First off, your premise is not necessarily correct; for example, the Chicago Blackhawks' top minor-league affiliate is the Rockford Icehogs, located a short distance away in Rockford, IL, well under an hour's plane ride. San Jose and Winnipeg have that beat though: they share an arena with their affiliate!
You're not wrong that being near would be helpful to some extent. What you'll find I think is that the AHL teams are not entirely fungible - some have better management, for example, and some locations are in very under-served markets and so have very large fan bases. The AHL team is still a business, and in some ways more of a business than the NHL team (as it's much lower margins), and so there is a place for well run AHL teams even if they're not close to an NHL team. And airplane travel is not difficult (outside of COVID, anyway), and not particularly expensive on NHL budgets, so it's not a huge deal to have a team further away; they're not flying multiple players every day, or anything like that.
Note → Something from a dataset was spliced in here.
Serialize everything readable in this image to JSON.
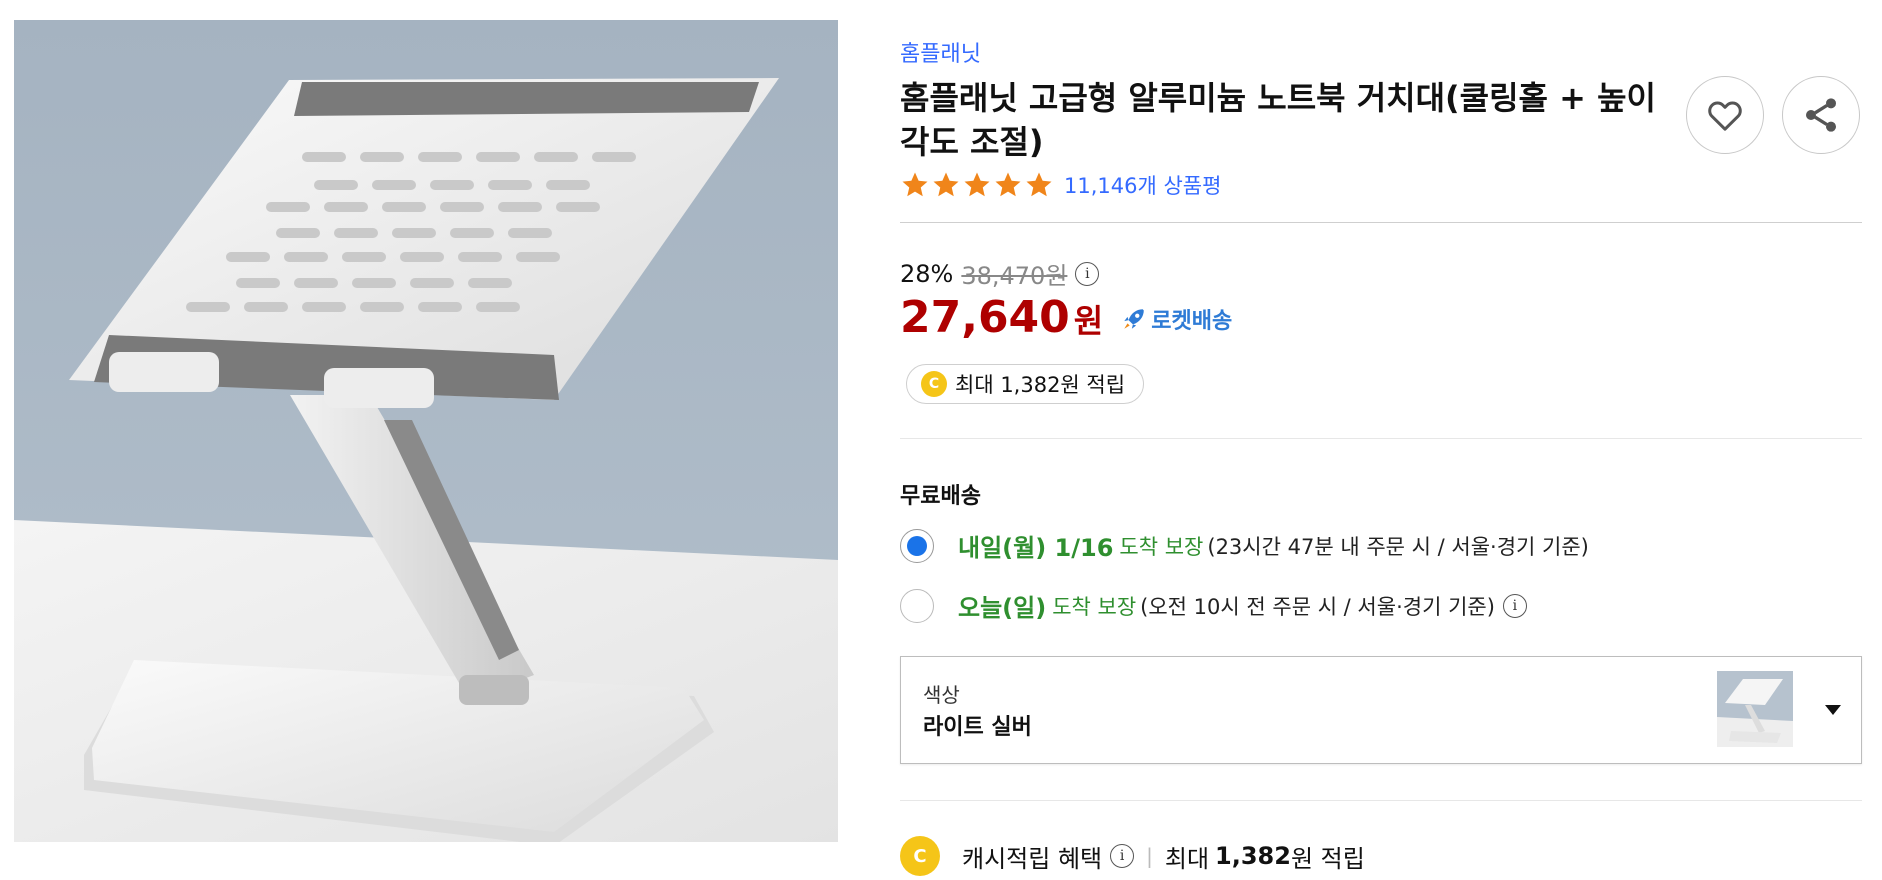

And the teams themselves are flying regularly anyway - half the time, your callup needs to fly somewhere regardless of where your AHL team is, if it's an emergency callup and not a planned one.
This USA Today article talks about how some NHL teams are moving their AHL affiliations closer, in part for the reason you mention (calling up players more easily), but also to let the executives see games with the AHL players more easily.